→ Task objective
Without the pictures, set down every line of the data exactly.

Start of Recorded data

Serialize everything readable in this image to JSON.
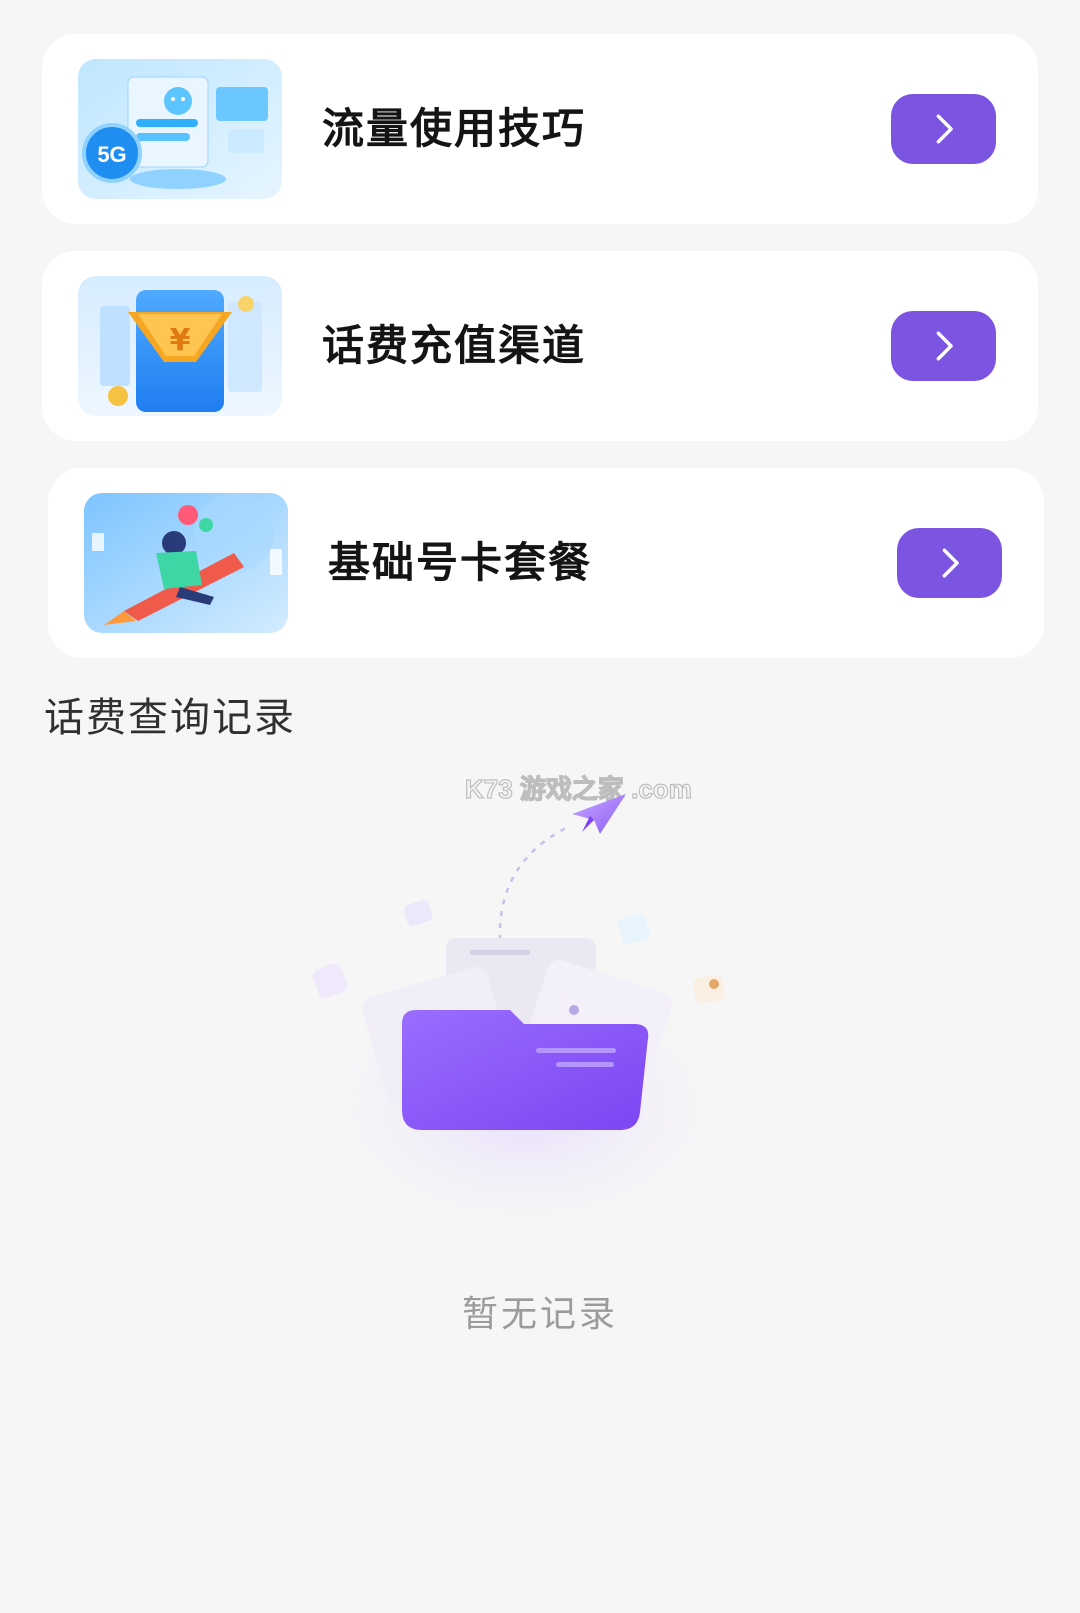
{
  "cards": [
    {
      "title": "流量使用技巧",
      "thumb_icon": "5g-data-illustration",
      "badge": "5G"
    },
    {
      "title": "话费充值渠道",
      "thumb_icon": "phone-recharge-yuan-illustration",
      "badge": "¥"
    },
    {
      "title": "基础号卡套餐",
      "thumb_icon": "rocket-rider-illustration"
    }
  ],
  "history": {
    "title": "话费查询记录",
    "empty_text": "暂无记录",
    "empty_icon": "empty-folder-icon",
    "watermark": "K73 游戏之家 .com"
  },
  "colors": {
    "accent": "#7b54e2",
    "background": "#f6f6f6",
    "card": "#ffffff"
  }
}
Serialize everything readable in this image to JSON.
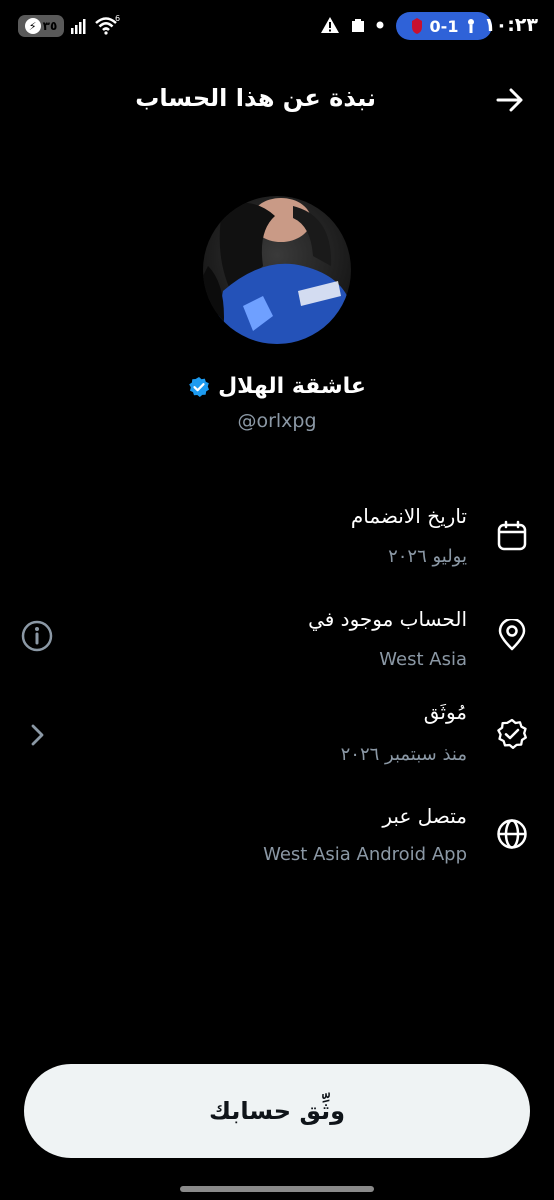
{
  "status_bar": {
    "time": "١٠:٢٣",
    "score": "0-1",
    "battery": "٣٥",
    "network": "6"
  },
  "header": {
    "title": "نبذة عن هذا الحساب"
  },
  "profile": {
    "display_name": "عاشقة الهلال",
    "handle": "@orlxpg"
  },
  "info": {
    "joined_title": "تاريخ الانضمام",
    "joined_value": "يوليو ٢٠٢٦",
    "location_title": "الحساب موجود في",
    "location_value": "West Asia",
    "verified_title": "مُوثَق",
    "verified_value": "منذ سبتمبر ٢٠٢٦",
    "connected_title": "متصل عبر",
    "connected_value": "West Asia Android App"
  },
  "verify_button": "وثِّق حسابك",
  "colors": {
    "background": "#000000",
    "text_secondary": "#8b98a5",
    "verified_blue": "#1d9bf0",
    "button_bg": "#eff3f4"
  }
}
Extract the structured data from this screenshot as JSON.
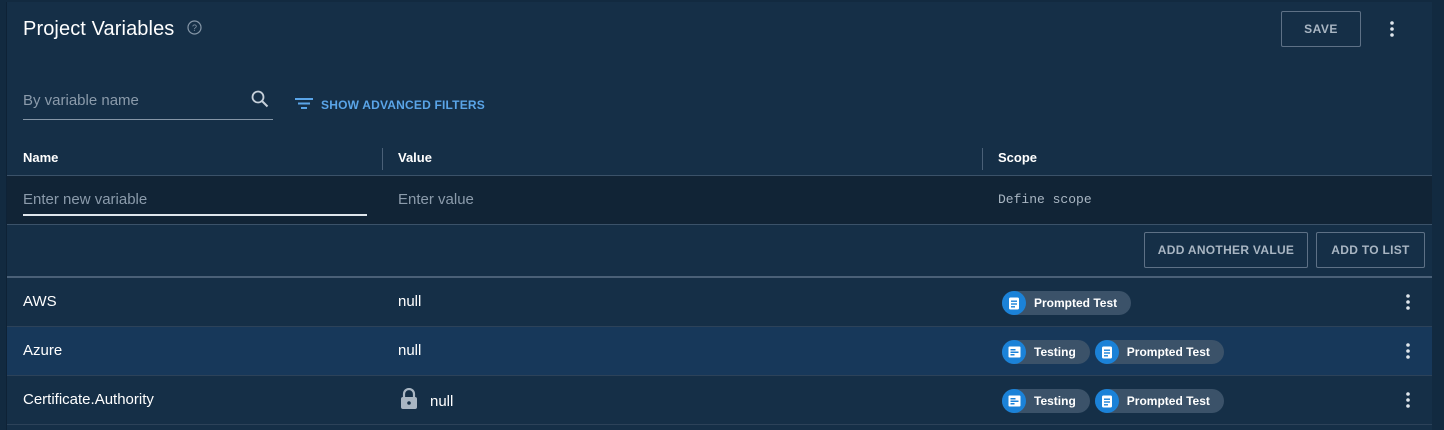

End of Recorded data

→ Answer section
Serialize everything readable in this image to JSON.
{
  "cards": [
    {
      "title": "流量使用技巧",
      "thumb_icon": "5g-data-illustration",
      "badge": "5G"
    },
    {
      "title": "话费充值渠道",
      "thumb_icon": "phone-recharge-yuan-illustration",
      "badge": "¥"
    },
    {
      "title": "基础号卡套餐",
      "thumb_icon": "rocket-rider-illustration"
    }
  ],
  "history": {
    "title": "话费查询记录",
    "empty_text": "暂无记录",
    "empty_icon": "empty-folder-icon",
    "watermark": "K73 游戏之家 .com"
  },
  "colors": {
    "accent": "#7b54e2",
    "background": "#f6f6f6",
    "card": "#ffffff"
  }
}
Serialize everything readable in this image to JSON.
{
  "status_bar": {
    "time": "١٠:٢٣",
    "score": "0-1",
    "battery": "٣٥",
    "network": "6"
  },
  "header": {
    "title": "نبذة عن هذا الحساب"
  },
  "profile": {
    "display_name": "عاشقة الهلال",
    "handle": "@orlxpg"
  },
  "info": {
    "joined_title": "تاريخ الانضمام",
    "joined_value": "يوليو ٢٠٢٦",
    "location_title": "الحساب موجود في",
    "location_value": "West Asia",
    "verified_title": "مُوثَق",
    "verified_value": "منذ سبتمبر ٢٠٢٦",
    "connected_title": "متصل عبر",
    "connected_value": "West Asia Android App"
  },
  "verify_button": "وثِّق حسابك",
  "colors": {
    "background": "#000000",
    "text_secondary": "#8b98a5",
    "verified_blue": "#1d9bf0",
    "button_bg": "#eff3f4"
  }
}
Extract the structured data from this screenshot as JSON.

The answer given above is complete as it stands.